When a nine-year old walks up to the front door of Margaret Quinn, her life begins anew. There is little question Margaret will keep the girl called Nora and she is fully dubbed Nora Quinn. Margaret quickly creates a story tied to her long-lost daughter Erica who walked away when she was just 17 and was rarely heard from again. Nora becomes a willing, and excellent conspirator in the story and for almost two months they pull it off. But then Nora begins to exhibit signs and wonders and claims to be an angel. What now? In Book Two, the story then turns to Erica and her travels since running away with Wiley, a wanna-be revolutionary. But the road, and the cause, begin to wear on Erica and as they head west, she begins to see Wiley, and the world, for what it is and what it might be. In Book Three worlds collide and at the end we are left with one solitary character who had a foot in all of them. Once again, Keith Donohue weaves a fascinating, riveting fantasy that is easy to believe. But more importantly, he makes you want to believe. The listener is drawn into the story almost immediately. The writing is clear and concise and the listener can actually see the action and the characters down to each hand movement. You know the people inside out because they are from your town, your street. They are the people next door living lives in an ordinary way. And then something small and brief, but extraordinary happens and life changes. And Donohue manages to make you believe that the same can happen to you - and perhaps has but we haven't recognized it. The book cannot be compared to Donohue's Lost Child because it is so different, but equally well done. The pace of the book makes it a page turner, yet without any "shoot 'em up" action. It is a mystery without being a mystery; a fantasy without being a fantasy. It is a fabulous book and well read by Campbell.
5 of 5 people found this review helpful
Better than his first book, you may be bothered by it if you have issues with books that don't align with literal interpretation of Scripture.
2 of 2 people found this review helpful
If you enjoyed Keith Donohue's "The Stolen Child", you'll enjoy this one. It was worth the two credits.

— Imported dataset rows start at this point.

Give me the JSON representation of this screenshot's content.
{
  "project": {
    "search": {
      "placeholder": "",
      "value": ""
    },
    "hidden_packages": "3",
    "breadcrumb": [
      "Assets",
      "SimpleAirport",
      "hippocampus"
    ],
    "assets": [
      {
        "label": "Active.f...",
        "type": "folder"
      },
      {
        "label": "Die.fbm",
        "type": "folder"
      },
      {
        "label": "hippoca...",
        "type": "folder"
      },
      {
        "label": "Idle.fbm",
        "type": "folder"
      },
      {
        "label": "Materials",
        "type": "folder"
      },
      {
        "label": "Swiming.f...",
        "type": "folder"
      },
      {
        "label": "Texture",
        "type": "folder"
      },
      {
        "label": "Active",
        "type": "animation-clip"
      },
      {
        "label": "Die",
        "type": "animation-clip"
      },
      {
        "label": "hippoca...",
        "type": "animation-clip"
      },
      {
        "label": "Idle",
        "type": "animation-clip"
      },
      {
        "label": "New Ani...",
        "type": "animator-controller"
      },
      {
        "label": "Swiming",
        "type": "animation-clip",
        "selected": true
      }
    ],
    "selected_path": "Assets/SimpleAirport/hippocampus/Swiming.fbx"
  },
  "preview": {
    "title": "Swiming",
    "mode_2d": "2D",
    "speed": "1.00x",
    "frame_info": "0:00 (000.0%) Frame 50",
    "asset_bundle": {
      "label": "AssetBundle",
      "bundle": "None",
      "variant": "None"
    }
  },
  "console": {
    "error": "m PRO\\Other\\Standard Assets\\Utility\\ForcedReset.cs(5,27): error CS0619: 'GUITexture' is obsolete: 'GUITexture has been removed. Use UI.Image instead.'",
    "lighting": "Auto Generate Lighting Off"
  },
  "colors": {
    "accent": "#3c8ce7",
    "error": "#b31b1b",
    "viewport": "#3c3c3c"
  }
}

1 of 1 people found this review helpful
want to read more from this author! great narrator! this is the second book I've read by Keith Donohue and I'm going to get his other selections as well.
This book was kind of slow, and I found myself feeling bored with the story.
Not as good as the stolen child. This story is purposefully confusing and meandering, without any obvious purpose for the main character, who should certainly have a purpose (they're an angel.)
This was an ok listen, but not one of my favorites. I liked the narrator and thought the story had a lot of promise, but it just did not quite live up to my expectations.
1 of 2 people found this review helpful
This book told a strange, haunting tale of loss, grief and how people cope with these very powerful emotions. It presents us with the notion of the possibility of angels, but not necessarily as saintly, wise, white winged creatures. If angels truly walk among us, then perhaps any of us could know an angel, but just not see it, or even we do see it, we doubt ourselves.
The writing was superb. The pace of the book and use of language perfectly suited the subject matter. There was a sense of other worldliness about the book and the narration was first class. I also liked the way the author left the reader to draw their own conclusion about which of the characters, if any were angels. A really enjoyable listen I'm happy to recommend.